“Having a department dedicated to the study of transnational connectivity in Asia represents not only a unique recognition of the centrality of this theme to Asian history but also a remarkable opportunity for truly innovative and interdisciplinary scholarship,” said Huntington, whose award-winning first book, “Creating the Universe,” presented materials from over 2,000 years of history across India, Nepal, Tibet, Bhutan and Mongolia while introducing a new theory of cosmology in religion.
“I believe this department can help lead the way in crossing both national and academic boundaries to foster new visions for Asian studies, and I am tremendously excited to be a part of it,” he said.
Lu earned his Ph.D. in history from the University of Pennsylvania in 2013 and has been teaching history at Michigan State University since 2015. His first book, “The Making of Japanese Settler Colonialism: Malthusianism and Trans-Pacific Migration, 1868-1961,” examined the relationship between Malthusianism, emigration and colonial expansion in the history of modern Japan.
His second book, which he’s now writing, employs multi-lingual and multi-archival work to study Japanese migration to Brazil in the era of New Imperialism.
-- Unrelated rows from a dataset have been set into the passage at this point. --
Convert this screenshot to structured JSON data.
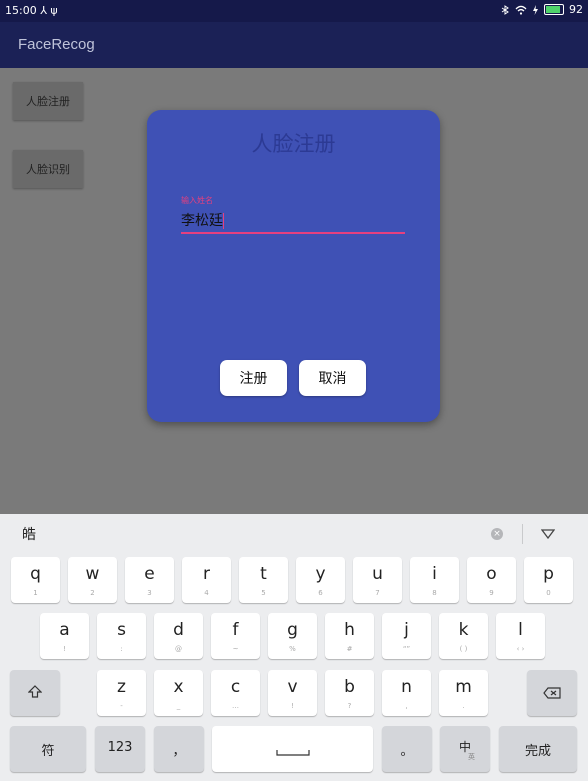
{
  "status_bar": {
    "time": "15:00",
    "left_icons": "⅄ ψ",
    "battery": "92"
  },
  "app_bar": {
    "title": "FaceRecog"
  },
  "side_buttons": {
    "register": "人脸注册",
    "recognize": "人脸识别"
  },
  "dialog": {
    "title": "人脸注册",
    "field_label": "输入姓名",
    "field_value": "李松廷",
    "register_btn": "注册",
    "cancel_btn": "取消"
  },
  "keyboard": {
    "candidate": "皓",
    "row1": [
      {
        "k": "q",
        "s": "1"
      },
      {
        "k": "w",
        "s": "2"
      },
      {
        "k": "e",
        "s": "3"
      },
      {
        "k": "r",
        "s": "4"
      },
      {
        "k": "t",
        "s": "5"
      },
      {
        "k": "y",
        "s": "6"
      },
      {
        "k": "u",
        "s": "7"
      },
      {
        "k": "i",
        "s": "8"
      },
      {
        "k": "o",
        "s": "9"
      },
      {
        "k": "p",
        "s": "0"
      }
    ],
    "row2": [
      {
        "k": "a",
        "s": "!"
      },
      {
        "k": "s",
        "s": ":"
      },
      {
        "k": "d",
        "s": "@"
      },
      {
        "k": "f",
        "s": "~"
      },
      {
        "k": "g",
        "s": "%"
      },
      {
        "k": "h",
        "s": "#"
      },
      {
        "k": "j",
        "s": "“”"
      },
      {
        "k": "k",
        "s": "( )"
      },
      {
        "k": "l",
        "s": "‹ ›"
      }
    ],
    "row3": [
      {
        "k": "z",
        "s": "-"
      },
      {
        "k": "x",
        "s": "_"
      },
      {
        "k": "c",
        "s": "…"
      },
      {
        "k": "v",
        "s": "!"
      },
      {
        "k": "b",
        "s": "?"
      },
      {
        "k": "n",
        "s": ","
      },
      {
        "k": "m",
        "s": "."
      }
    ],
    "symbols": "符",
    "numbers": "123",
    "comma": "，",
    "period": "。",
    "lang": "中",
    "lang_sub": "英",
    "done": "完成"
  }
}
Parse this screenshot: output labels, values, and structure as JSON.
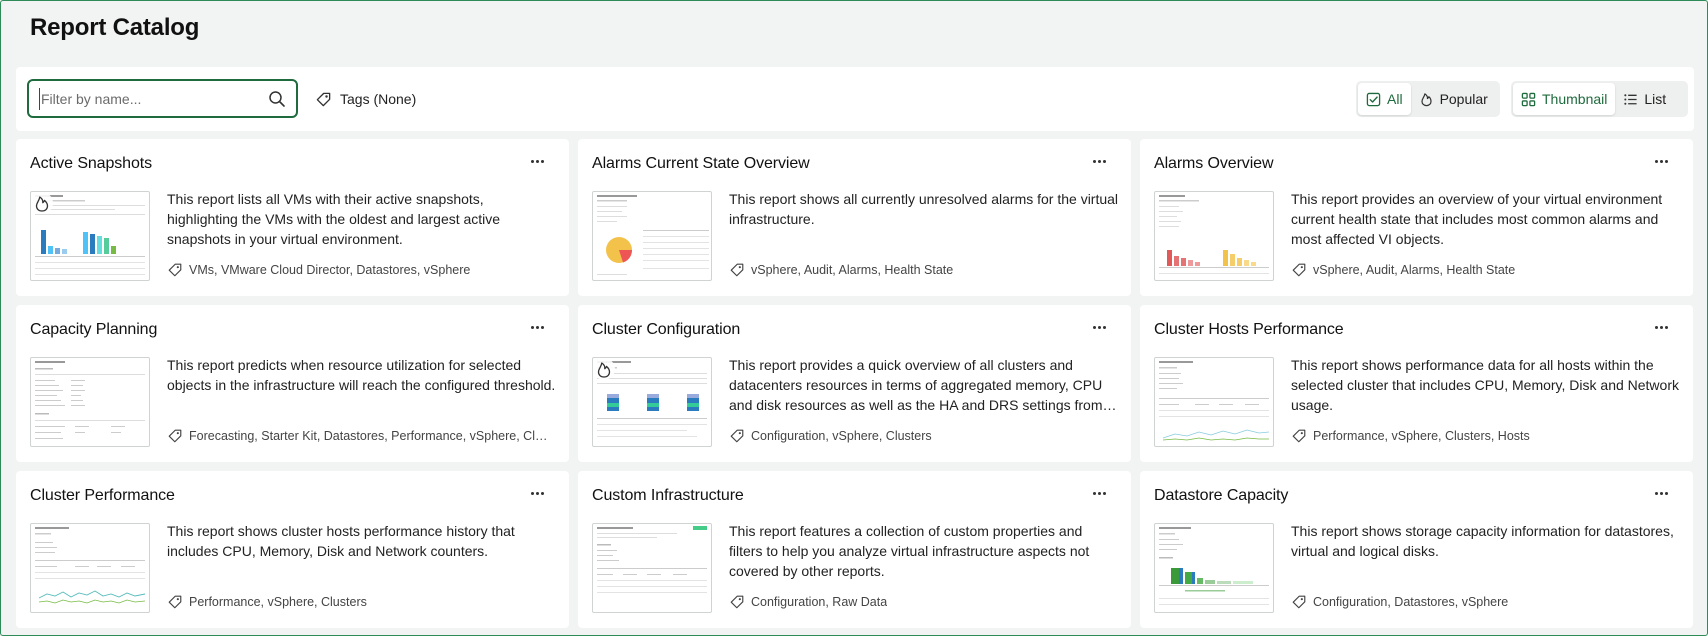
{
  "page": {
    "title": "Report Catalog"
  },
  "toolbar": {
    "search_placeholder": "Filter by name...",
    "tags_label": "Tags (None)",
    "filter": {
      "all_label": "All",
      "popular_label": "Popular",
      "selected": "All"
    },
    "view": {
      "thumbnail_label": "Thumbnail",
      "list_label": "List",
      "selected": "Thumbnail"
    }
  },
  "colors": {
    "accent": "#1f6b3d",
    "frame": "#2e8b57",
    "background": "#f2f3f3",
    "card": "#ffffff"
  },
  "cards": [
    {
      "title": "Active Snapshots",
      "description": "This report lists all VMs with their active snapshots, highlighting the VMs with the oldest and largest active snapshots in your virtual environment.",
      "tags": "VMs, VMware Cloud Director, Datastores, vSphere",
      "popular": true,
      "thumb": "bars-blue"
    },
    {
      "title": "Alarms Current State Overview",
      "description": "This report shows all currently unresolved alarms for the virtual infrastructure.",
      "tags": "vSphere, Audit, Alarms, Health State",
      "popular": false,
      "thumb": "pie"
    },
    {
      "title": "Alarms Overview",
      "description": "This report provides an overview of your virtual environment current health state that includes most common alarms and most affected VI objects.",
      "tags": "vSphere, Audit, Alarms, Health State",
      "popular": false,
      "thumb": "bars-red"
    },
    {
      "title": "Capacity Planning",
      "description": "This report predicts when resource utilization for selected objects in the infrastructure will reach the configured threshold.",
      "tags": "Forecasting, Starter Kit, Datastores, Performance, vSphere, Clusters",
      "popular": false,
      "thumb": "text"
    },
    {
      "title": "Cluster Configuration",
      "description": "This report provides a quick overview of all clusters and datacenters resources in terms of aggregated memory, CPU and disk resources as well as the HA and DRS settings from the clusters.",
      "tags": "Configuration, vSphere, Clusters",
      "popular": true,
      "thumb": "stacked"
    },
    {
      "title": "Cluster Hosts Performance",
      "description": "This report shows performance data for all hosts within the selected cluster that includes CPU, Memory, Disk and Network usage.",
      "tags": "Performance, vSphere, Clusters, Hosts",
      "popular": false,
      "thumb": "table-line"
    },
    {
      "title": "Cluster Performance",
      "description": "This report shows cluster hosts performance history that includes CPU, Memory, Disk and Network counters.",
      "tags": "Performance, vSphere, Clusters",
      "popular": false,
      "thumb": "line"
    },
    {
      "title": "Custom Infrastructure",
      "description": "This report features a collection of custom properties and filters to help you analyze virtual infrastructure aspects not covered by other reports.",
      "tags": "Configuration, Raw Data",
      "popular": false,
      "thumb": "table"
    },
    {
      "title": "Datastore Capacity",
      "description": "This report shows storage capacity information for datastores, virtual and logical disks.",
      "tags": "Configuration, Datastores, vSphere",
      "popular": false,
      "thumb": "bars-green"
    }
  ]
}
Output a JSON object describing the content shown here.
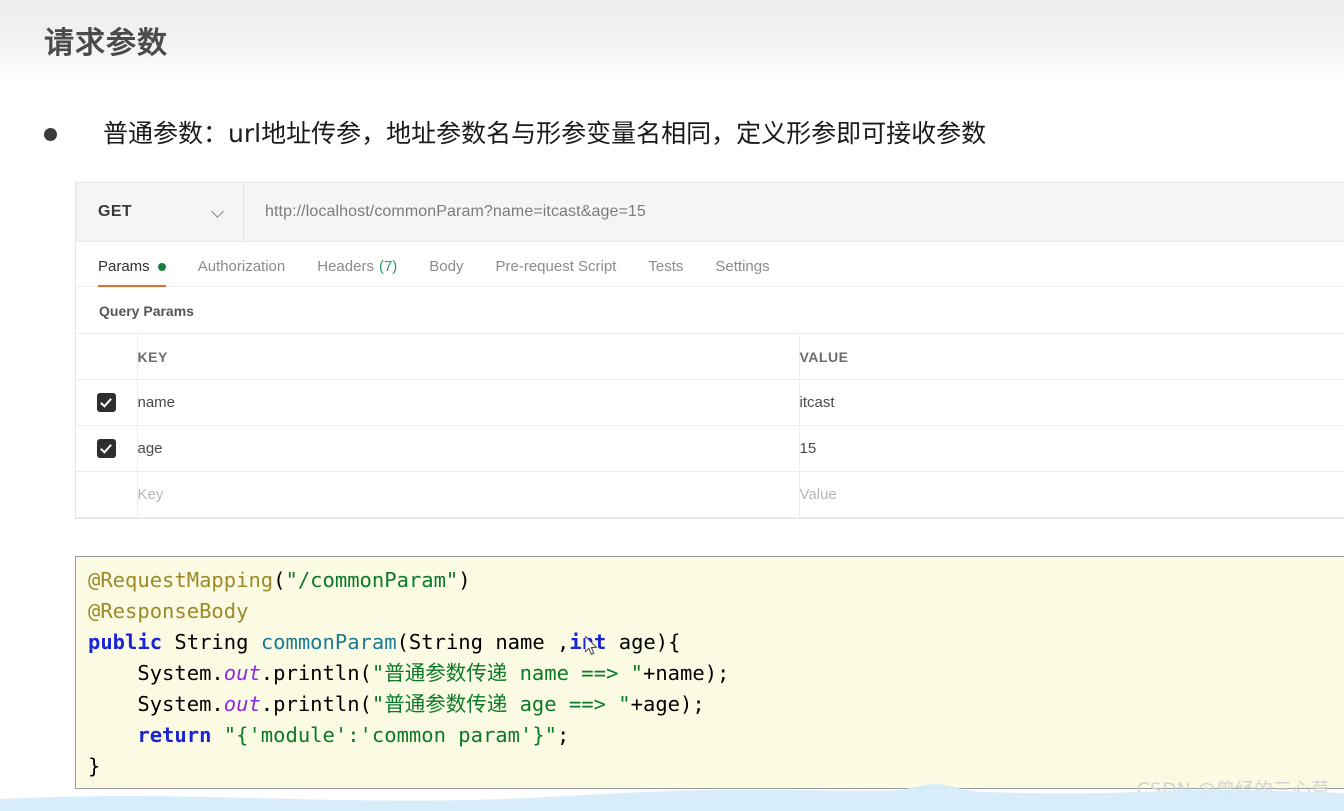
{
  "slide": {
    "title": "请求参数",
    "bullet": "普通参数：url地址传参，地址参数名与形参变量名相同，定义形参即可接收参数",
    "watermark": "CSDN @曾经的三心草"
  },
  "postman": {
    "method": "GET",
    "method_chevron_icon": "chevron-down-icon",
    "url": "http://localhost/commonParam?name=itcast&age=15",
    "tabs": [
      {
        "label": "Params",
        "active": true,
        "dot": true
      },
      {
        "label": "Authorization",
        "active": false,
        "dot": false
      },
      {
        "label": "Headers",
        "active": false,
        "count": "(7)"
      },
      {
        "label": "Body",
        "active": false
      },
      {
        "label": "Pre-request Script",
        "active": false
      },
      {
        "label": "Tests",
        "active": false
      },
      {
        "label": "Settings",
        "active": false
      }
    ],
    "section_title": "Query Params",
    "columns": {
      "key": "KEY",
      "value": "VALUE"
    },
    "rows": [
      {
        "checked": true,
        "key": "name",
        "value": "itcast",
        "placeholder": false
      },
      {
        "checked": true,
        "key": "age",
        "value": "15",
        "placeholder": false
      },
      {
        "checked": false,
        "key": "Key",
        "value": "Value",
        "placeholder": true
      }
    ],
    "colors": {
      "accent_underline": "#e46c2d",
      "status_dot": "#15803d",
      "count_text": "#2a9d5c",
      "checkbox": "#2e2e2e"
    }
  },
  "code": {
    "language": "java",
    "background": "#fbfbe4",
    "lines": [
      [
        {
          "t": "@RequestMapping",
          "c": "anno"
        },
        {
          "t": "(",
          "c": "plain"
        },
        {
          "t": "\"/commonParam\"",
          "c": "str"
        },
        {
          "t": ")",
          "c": "plain"
        }
      ],
      [
        {
          "t": "@ResponseBody",
          "c": "anno"
        }
      ],
      [
        {
          "t": "public",
          "c": "kw"
        },
        {
          "t": " String ",
          "c": "plain"
        },
        {
          "t": "commonParam",
          "c": "fn"
        },
        {
          "t": "(String name ,",
          "c": "plain"
        },
        {
          "t": "int",
          "c": "kw"
        },
        {
          "t": " age){",
          "c": "plain"
        }
      ],
      [
        {
          "t": "    System.",
          "c": "plain"
        },
        {
          "t": "out",
          "c": "field"
        },
        {
          "t": ".println(",
          "c": "plain"
        },
        {
          "t": "\"普通参数传递 name ==> \"",
          "c": "str"
        },
        {
          "t": "+name);",
          "c": "plain"
        }
      ],
      [
        {
          "t": "    System.",
          "c": "plain"
        },
        {
          "t": "out",
          "c": "field"
        },
        {
          "t": ".println(",
          "c": "plain"
        },
        {
          "t": "\"普通参数传递 age ==> \"",
          "c": "str"
        },
        {
          "t": "+age);",
          "c": "plain"
        }
      ],
      [
        {
          "t": "    ",
          "c": "plain"
        },
        {
          "t": "return",
          "c": "kw"
        },
        {
          "t": " ",
          "c": "plain"
        },
        {
          "t": "\"{'module':'common param'}\"",
          "c": "str"
        },
        {
          "t": ";",
          "c": "plain"
        }
      ],
      [
        {
          "t": "}",
          "c": "plain"
        }
      ]
    ]
  }
}
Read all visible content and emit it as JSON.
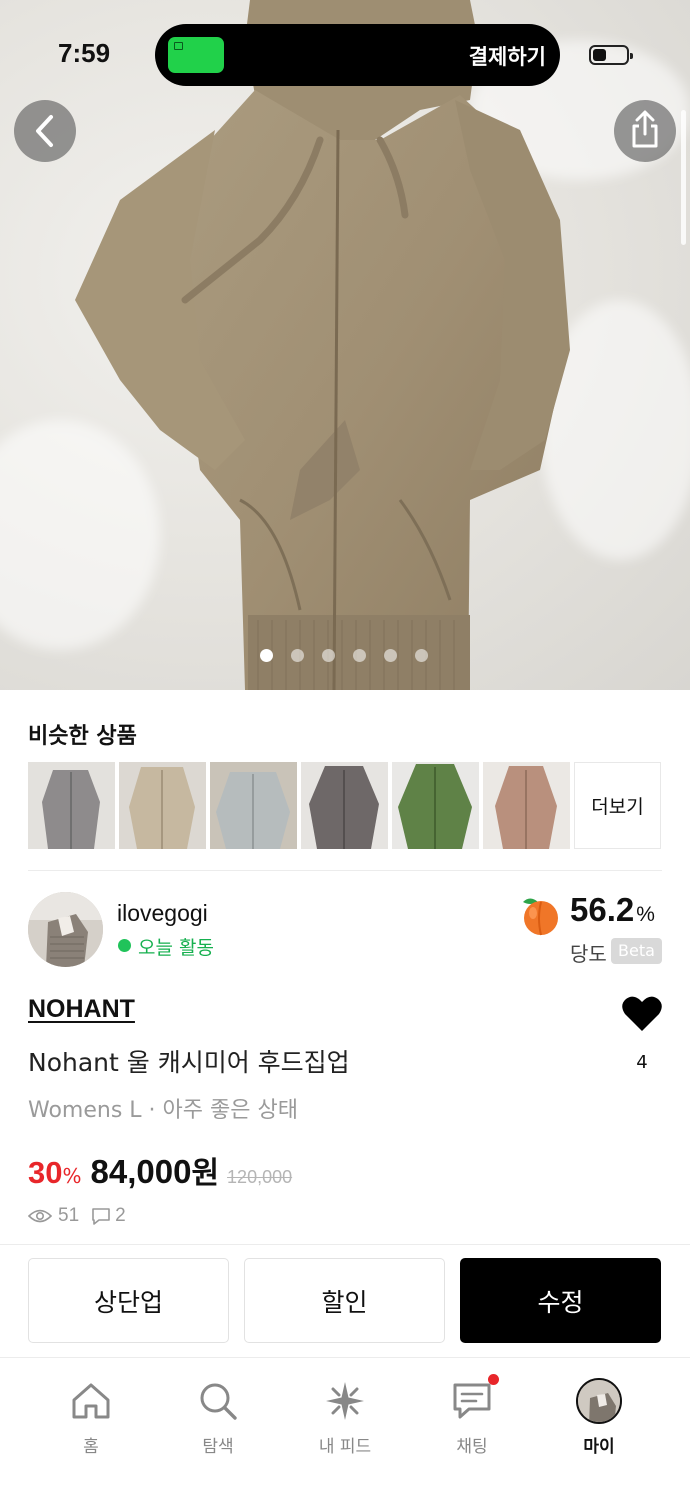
{
  "status_bar": {
    "time": "7:59",
    "live_activity_label": "결제하기",
    "battery_level": 0.25
  },
  "hero": {
    "image_count": 6,
    "active_index": 0
  },
  "similar": {
    "title": "비슷한 상품",
    "more_label": "더보기",
    "thumbnails": [
      {
        "color": "#8e8b8c"
      },
      {
        "color": "#c6b8a0"
      },
      {
        "color": "#b6bcbd"
      },
      {
        "color": "#6e6868"
      },
      {
        "color": "#5f8247"
      },
      {
        "color": "#b9907d"
      }
    ]
  },
  "seller": {
    "name": "ilovegogi",
    "activity": "오늘 활동",
    "score": "56.2",
    "score_unit": "%",
    "score_label": "당도",
    "badge": "Beta"
  },
  "product": {
    "brand": "NOHANT",
    "name": "Nohant 울 캐시미어 후드집업",
    "details": "Womens L · 아주 좋은 상태",
    "discount": "30",
    "discount_unit": "%",
    "price": "84,000",
    "price_unit": "원",
    "original_price": "120,000",
    "likes": "4",
    "views": "51",
    "comments": "2"
  },
  "actions": {
    "bump": "상단업",
    "discount": "할인",
    "edit": "수정"
  },
  "tabbar": {
    "home": "홈",
    "search": "탐색",
    "feed": "내 피드",
    "chat": "채팅",
    "my": "마이"
  },
  "colors": {
    "accent_red": "#e8262a",
    "active_green": "#20c35a",
    "pay_green": "#21d14a"
  }
}
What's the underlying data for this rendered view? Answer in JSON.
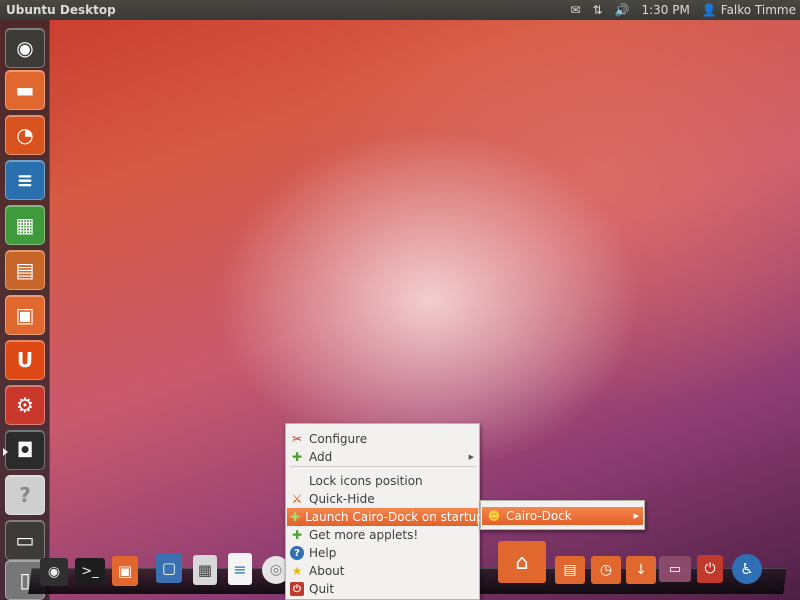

Lu is “thrilled,” he said, to join the team at Rice as “part of its exciting future.”
“I really look forward to working with my colleagues in the department who are so interdisciplinary but share the passion for transnational Asia,” Lu said. “The Department of Transnational Asian Studies at Rice is a true pioneer in the country in terms of its explicit dedication to border-crossing research and teaching.”